If China approaches the Taiwan Strait issue and the ROC in a way that is flexible and creative conceptually and responsive to the sensitivities of the people of Taiwan, that would indicate that China’s revival will be positive. It doesn’t guarantee that China will be a constructive great power, but it is a good sign. If, on the other hand, China’s approach is conceptually rigid, unresponsive to popular feeling, and laden with pressure tactics, that will send a different message about the broader trend. Because the United States has an interest in China’s revival being peaceful and constructive, we have a big stake in how cross-Strait relations develop. As Kurt Campbell testified in October: “A peaceful future for cross-Strait relations is central to the stability and prosperity of the entire region and is therefore of vital importance to the United States.”
Moreover, what the United States does concerning Taiwan will send important signals to America’s friends and allies both in Asia and around the world. Dr. Campbell again: “Our management of U.S.-Taiwan relations will have a great impact on the way our partners view us across the Asia-Pacific region.”
For the Future
By way of concluding, let me observe that, in my view, Taiwan needs a strategy to ensure that it remains economically competitive in a world of globalization and technological change. Economic liberalization with the island’s various trading partners is one part of that strategy, but not the only part. Other elements of that strategy probably include improving the education system and the policy infrastructure.
But economics is only one piece of what is a fairly daunting policy agenda. A second piece is that Taiwan must improve its defense strategy and the ability to carry it out, because it cannot be absolutely certain that Beijing will never use its increasingly robust military power in some coercive way. Third, because Taiwan’s sovereignty is at the core of future political and security relations with China, it should think in more depth about the content of sovereignty. Fourth, as I hinted, the political system needs reform to make it a better vehicle for reflecting the public will and making good policy choices. Taiwan’s 2012 election was, I believe, highly relevant to this policy challenge.
Why is that? As I was relaxing Friday evening DC time, I made a mental note of the obvious, that people in Taiwan had already begun to go to the polls and vote in this election.
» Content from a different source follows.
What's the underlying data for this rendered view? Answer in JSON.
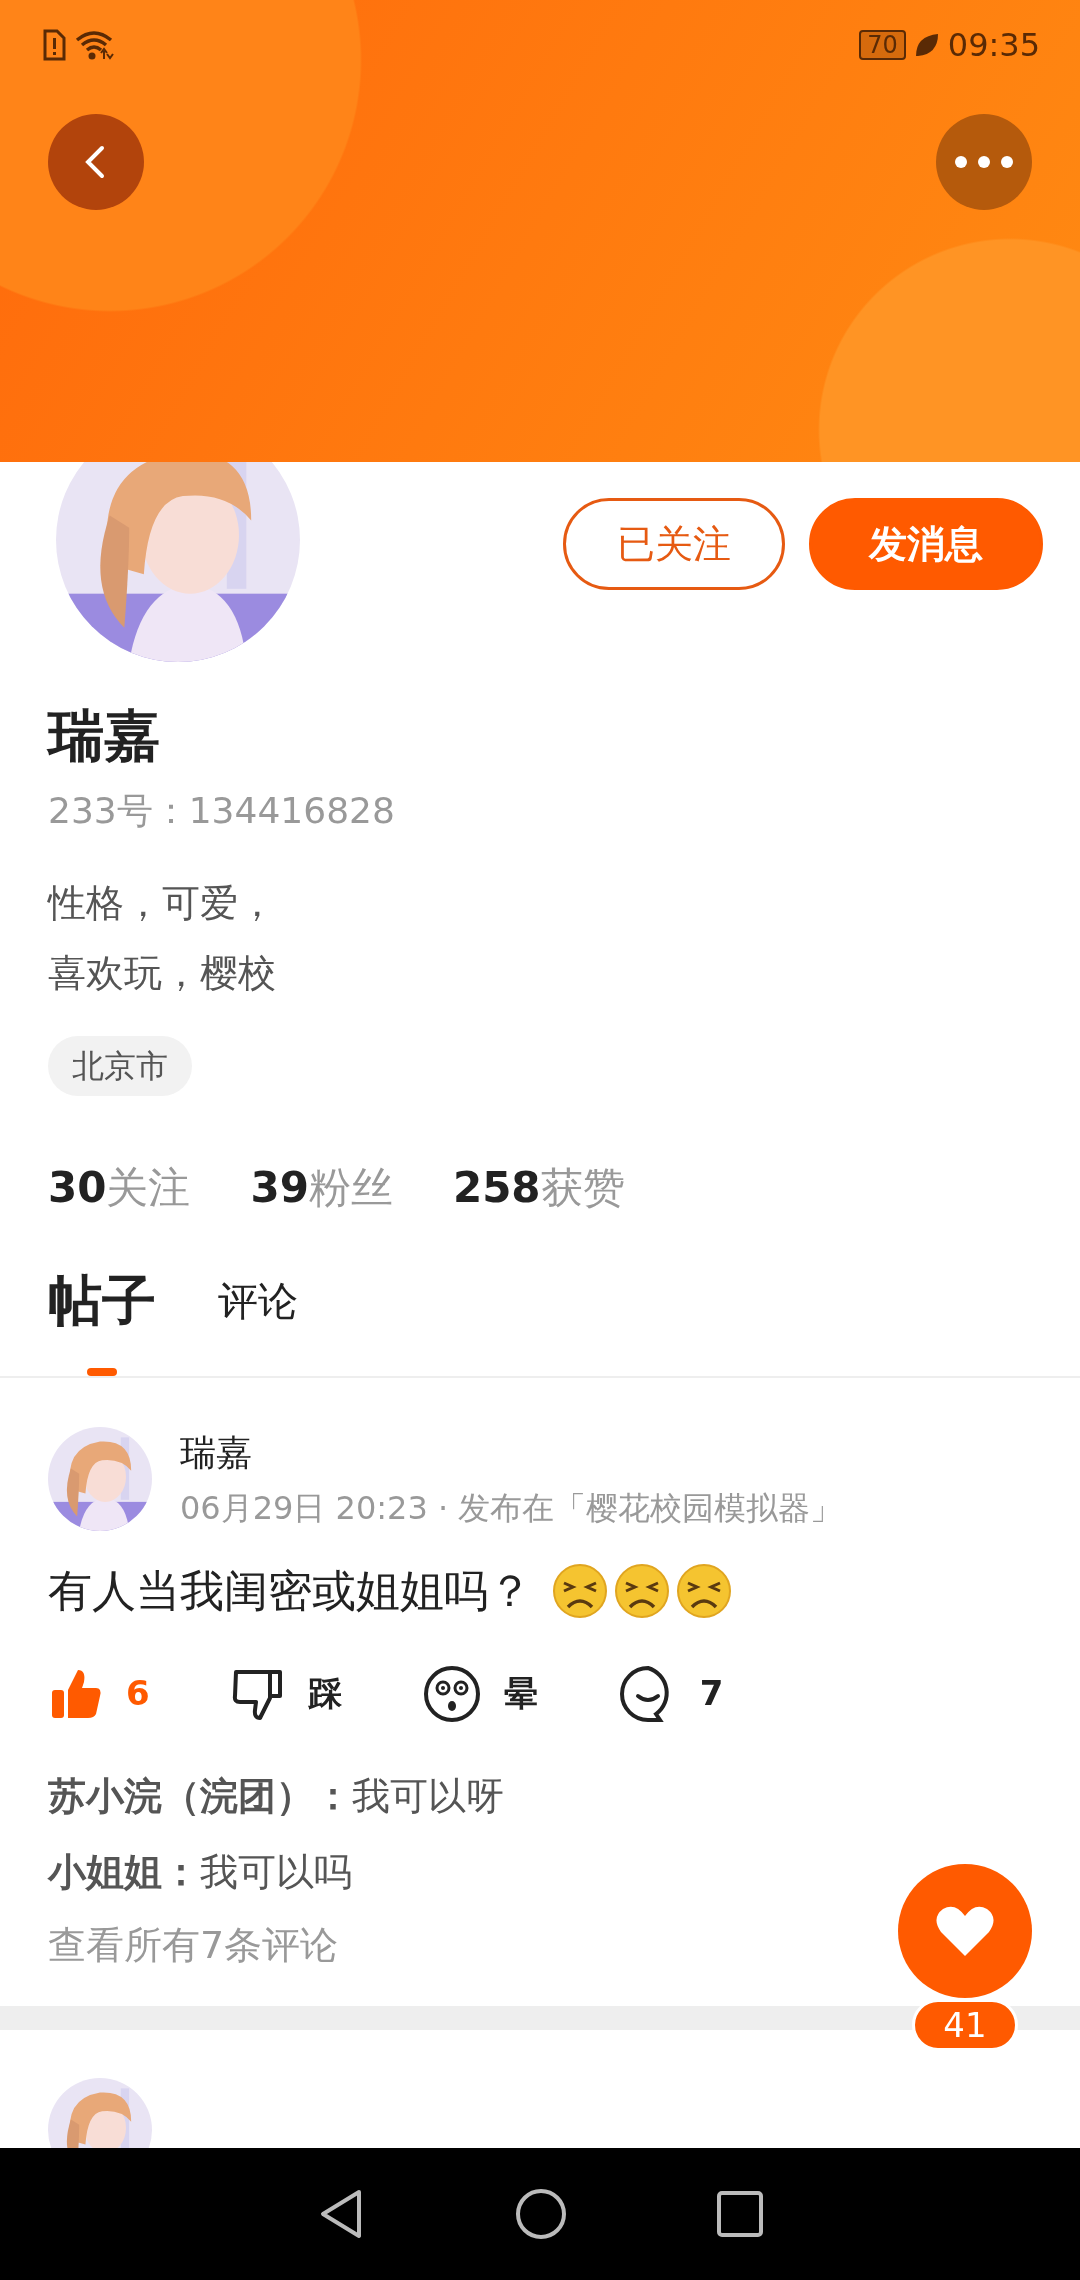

I then marvelled, not for the first time, that it is really quite remarkable that a society and its political leadership would entrust the selection of its leaders to ordinary people, people whose levels of wealth and education vary a lot and who probably don’t spend their every waking hours on the issues of government. Those of us who are citizens of democratic systems take for granted this impressive phenomenon, but it is actually not that common in human history, or even in the world today.
Whatever each of thinks of Saturday’s results, the people of Taiwan again confirmed this marvel of electoral democracy. Still, their anxiety and uncertainty about the future remains, for understandable reasons. So even as a majority of Taiwan voters endorsed President Ma’s leadership on Saturday, the electorate as a whole issued a challenge to all their elected leaders: that is, Taiwan’s citizens want their leaders to effectively meet the significant challenges that face the island today. We can only hope that Taiwan’s leaders merit the public’s confidence.